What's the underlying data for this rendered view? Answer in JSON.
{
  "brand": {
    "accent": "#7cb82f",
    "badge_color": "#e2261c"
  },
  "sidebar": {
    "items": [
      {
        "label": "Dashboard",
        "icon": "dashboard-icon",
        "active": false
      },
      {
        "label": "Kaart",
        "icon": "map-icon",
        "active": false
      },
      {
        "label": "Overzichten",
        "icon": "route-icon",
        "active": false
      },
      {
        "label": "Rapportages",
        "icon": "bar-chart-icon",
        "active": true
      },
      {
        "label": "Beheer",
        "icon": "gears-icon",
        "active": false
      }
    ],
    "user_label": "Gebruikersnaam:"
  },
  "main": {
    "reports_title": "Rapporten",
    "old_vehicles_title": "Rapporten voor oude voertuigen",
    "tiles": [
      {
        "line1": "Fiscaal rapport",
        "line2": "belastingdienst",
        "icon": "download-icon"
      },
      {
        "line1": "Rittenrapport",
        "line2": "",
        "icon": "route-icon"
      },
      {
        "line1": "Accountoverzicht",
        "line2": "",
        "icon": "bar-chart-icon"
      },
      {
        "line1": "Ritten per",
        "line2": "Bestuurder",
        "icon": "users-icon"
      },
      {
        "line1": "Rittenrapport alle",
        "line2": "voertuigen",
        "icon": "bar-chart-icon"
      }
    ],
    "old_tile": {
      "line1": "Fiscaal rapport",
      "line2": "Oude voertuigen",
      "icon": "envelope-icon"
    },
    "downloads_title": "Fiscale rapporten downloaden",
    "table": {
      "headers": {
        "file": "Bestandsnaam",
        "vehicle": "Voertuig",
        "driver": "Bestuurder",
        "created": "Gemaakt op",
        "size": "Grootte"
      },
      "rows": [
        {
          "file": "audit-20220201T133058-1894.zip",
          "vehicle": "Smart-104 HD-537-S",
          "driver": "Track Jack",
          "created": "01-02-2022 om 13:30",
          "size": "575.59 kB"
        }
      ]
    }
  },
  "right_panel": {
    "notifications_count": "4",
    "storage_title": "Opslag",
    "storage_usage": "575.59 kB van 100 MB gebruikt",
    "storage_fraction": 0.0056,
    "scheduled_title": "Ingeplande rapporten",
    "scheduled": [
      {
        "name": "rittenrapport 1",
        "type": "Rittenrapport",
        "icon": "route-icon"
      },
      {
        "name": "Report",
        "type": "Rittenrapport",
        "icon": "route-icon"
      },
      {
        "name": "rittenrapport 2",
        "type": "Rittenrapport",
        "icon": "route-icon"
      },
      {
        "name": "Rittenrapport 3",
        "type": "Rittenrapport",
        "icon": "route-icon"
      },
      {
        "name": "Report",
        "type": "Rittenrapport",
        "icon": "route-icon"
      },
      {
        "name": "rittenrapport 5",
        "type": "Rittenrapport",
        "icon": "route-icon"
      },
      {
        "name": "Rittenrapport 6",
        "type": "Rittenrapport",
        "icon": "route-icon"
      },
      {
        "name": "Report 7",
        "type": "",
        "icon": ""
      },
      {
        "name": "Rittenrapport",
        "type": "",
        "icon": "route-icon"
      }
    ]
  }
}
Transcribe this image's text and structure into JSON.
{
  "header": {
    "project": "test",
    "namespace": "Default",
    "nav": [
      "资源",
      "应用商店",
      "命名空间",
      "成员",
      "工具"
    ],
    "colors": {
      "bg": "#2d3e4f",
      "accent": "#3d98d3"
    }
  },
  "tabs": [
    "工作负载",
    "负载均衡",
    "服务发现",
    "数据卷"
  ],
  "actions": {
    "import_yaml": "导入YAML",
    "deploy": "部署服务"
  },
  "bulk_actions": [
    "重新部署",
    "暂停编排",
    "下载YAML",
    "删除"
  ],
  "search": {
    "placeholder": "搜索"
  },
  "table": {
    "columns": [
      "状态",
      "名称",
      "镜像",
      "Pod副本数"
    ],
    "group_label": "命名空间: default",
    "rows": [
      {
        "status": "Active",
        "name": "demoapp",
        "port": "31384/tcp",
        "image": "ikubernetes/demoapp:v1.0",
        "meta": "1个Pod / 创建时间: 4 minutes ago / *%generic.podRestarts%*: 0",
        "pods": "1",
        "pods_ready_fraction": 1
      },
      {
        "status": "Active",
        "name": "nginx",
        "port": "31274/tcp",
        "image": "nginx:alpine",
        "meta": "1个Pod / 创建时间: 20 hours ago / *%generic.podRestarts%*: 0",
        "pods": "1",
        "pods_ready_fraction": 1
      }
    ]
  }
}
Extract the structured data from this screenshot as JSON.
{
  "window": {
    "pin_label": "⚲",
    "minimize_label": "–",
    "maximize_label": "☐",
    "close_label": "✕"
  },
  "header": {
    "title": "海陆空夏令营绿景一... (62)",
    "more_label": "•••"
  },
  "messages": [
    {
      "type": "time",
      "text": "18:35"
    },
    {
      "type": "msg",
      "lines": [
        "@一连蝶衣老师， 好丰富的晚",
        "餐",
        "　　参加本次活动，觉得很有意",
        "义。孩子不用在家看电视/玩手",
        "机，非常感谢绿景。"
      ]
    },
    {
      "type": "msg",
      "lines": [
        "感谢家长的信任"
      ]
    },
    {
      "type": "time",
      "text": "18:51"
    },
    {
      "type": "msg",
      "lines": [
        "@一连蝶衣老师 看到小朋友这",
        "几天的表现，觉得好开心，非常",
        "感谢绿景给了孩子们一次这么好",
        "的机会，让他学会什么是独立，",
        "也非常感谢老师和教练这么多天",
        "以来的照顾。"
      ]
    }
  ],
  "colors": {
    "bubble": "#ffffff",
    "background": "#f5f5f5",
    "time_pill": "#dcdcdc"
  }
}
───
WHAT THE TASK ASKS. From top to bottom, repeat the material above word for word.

RESULT OF THIS TASK.
What's the underlying data for this rendered view? Answer in JSON.
{
  "brand": {
    "accent": "#7cb82f",
    "badge_color": "#e2261c"
  },
  "sidebar": {
    "items": [
      {
        "label": "Dashboard",
        "icon": "dashboard-icon",
        "active": false
      },
      {
        "label": "Kaart",
        "icon": "map-icon",
        "active": false
      },
      {
        "label": "Overzichten",
        "icon": "route-icon",
        "active": false
      },
      {
        "label": "Rapportages",
        "icon": "bar-chart-icon",
        "active": true
      },
      {
        "label": "Beheer",
        "icon": "gears-icon",
        "active": false
      }
    ],
    "user_label": "Gebruikersnaam:"
  },
  "main": {
    "reports_title": "Rapporten",
    "old_vehicles_title": "Rapporten voor oude voertuigen",
    "tiles": [
      {
        "line1": "Fiscaal rapport",
        "line2": "belastingdienst",
        "icon": "download-icon"
      },
      {
        "line1": "Rittenrapport",
        "line2": "",
        "icon": "route-icon"
      },
      {
        "line1": "Accountoverzicht",
        "line2": "",
        "icon": "bar-chart-icon"
      },
      {
        "line1": "Ritten per",
        "line2": "Bestuurder",
        "icon": "users-icon"
      },
      {
        "line1": "Rittenrapport alle",
        "line2": "voertuigen",
        "icon": "bar-chart-icon"
      }
    ],
    "old_tile": {
      "line1": "Fiscaal rapport",
      "line2": "Oude voertuigen",
      "icon": "envelope-icon"
    },
    "downloads_title": "Fiscale rapporten downloaden",
    "table": {
      "headers": {
        "file": "Bestandsnaam",
        "vehicle": "Voertuig",
        "driver": "Bestuurder",
        "created": "Gemaakt op",
        "size": "Grootte"
      },
      "rows": [
        {
          "file": "audit-20220201T133058-1894.zip",
          "vehicle": "Smart-104 HD-537-S",
          "driver": "Track Jack",
          "created": "01-02-2022 om 13:30",
          "size": "575.59 kB"
        }
      ]
    }
  },
  "right_panel": {
    "notifications_count": "4",
    "storage_title": "Opslag",
    "storage_usage": "575.59 kB van 100 MB gebruikt",
    "storage_fraction": 0.0056,
    "scheduled_title": "Ingeplande rapporten",
    "scheduled": [
      {
        "name": "rittenrapport 1",
        "type": "Rittenrapport",
        "icon": "route-icon"
      },
      {
        "name": "Report",
        "type": "Rittenrapport",
        "icon": "route-icon"
      },
      {
        "name": "rittenrapport 2",
        "type": "Rittenrapport",
        "icon": "route-icon"
      },
      {
        "name": "Rittenrapport 3",
        "type": "Rittenrapport",
        "icon": "route-icon"
      },
      {
        "name": "Report",
        "type": "Rittenrapport",
        "icon": "route-icon"
      },
      {
        "name": "rittenrapport 5",
        "type": "Rittenrapport",
        "icon": "route-icon"
      },
      {
        "name": "Rittenrapport 6",
        "type": "Rittenrapport",
        "icon": "route-icon"
      },
      {
        "name": "Report 7",
        "type": "",
        "icon": ""
      },
      {
        "name": "Rittenrapport",
        "type": "",
        "icon": "route-icon"
      }
    ]
  }
}
Transcribe this image's text and structure into JSON.
{
  "header": {
    "project": "test",
    "namespace": "Default",
    "nav": [
      "资源",
      "应用商店",
      "命名空间",
      "成员",
      "工具"
    ],
    "colors": {
      "bg": "#2d3e4f",
      "accent": "#3d98d3"
    }
  },
  "tabs": [
    "工作负载",
    "负载均衡",
    "服务发现",
    "数据卷"
  ],
  "actions": {
    "import_yaml": "导入YAML",
    "deploy": "部署服务"
  },
  "bulk_actions": [
    "重新部署",
    "暂停编排",
    "下载YAML",
    "删除"
  ],
  "search": {
    "placeholder": "搜索"
  },
  "table": {
    "columns": [
      "状态",
      "名称",
      "镜像",
      "Pod副本数"
    ],
    "group_label": "命名空间: default",
    "rows": [
      {
        "status": "Active",
        "name": "demoapp",
        "port": "31384/tcp",
        "image": "ikubernetes/demoapp:v1.0",
        "meta": "1个Pod / 创建时间: 4 minutes ago / *%generic.podRestarts%*: 0",
        "pods": "1",
        "pods_ready_fraction": 1
      },
      {
        "status": "Active",
        "name": "nginx",
        "port": "31274/tcp",
        "image": "nginx:alpine",
        "meta": "1个Pod / 创建时间: 20 hours ago / *%generic.podRestarts%*: 0",
        "pods": "1",
        "pods_ready_fraction": 1
      }
    ]
  }
}
Extract the structured data from this screenshot as JSON.
{
  "window": {
    "pin_label": "⚲",
    "minimize_label": "–",
    "maximize_label": "☐",
    "close_label": "✕"
  },
  "header": {
    "title": "海陆空夏令营绿景一... (62)",
    "more_label": "•••"
  },
  "messages": [
    {
      "type": "time",
      "text": "18:35"
    },
    {
      "type": "msg",
      "lines": [
        "@一连蝶衣老师， 好丰富的晚",
        "餐",
        "　　参加本次活动，觉得很有意",
        "义。孩子不用在家看电视/玩手",
        "机，非常感谢绿景。"
      ]
    },
    {
      "type": "msg",
      "lines": [
        "感谢家长的信任"
      ]
    },
    {
      "type": "time",
      "text": "18:51"
    },
    {
      "type": "msg",
      "lines": [
        "@一连蝶衣老师 看到小朋友这",
        "几天的表现，觉得好开心，非常",
        "感谢绿景给了孩子们一次这么好",
        "的机会，让他学会什么是独立，",
        "也非常感谢老师和教练这么多天",
        "以来的照顾。"
      ]
    }
  ],
  "colors": {
    "bubble": "#ffffff",
    "background": "#f5f5f5",
    "time_pill": "#dcdcdc"
  }
}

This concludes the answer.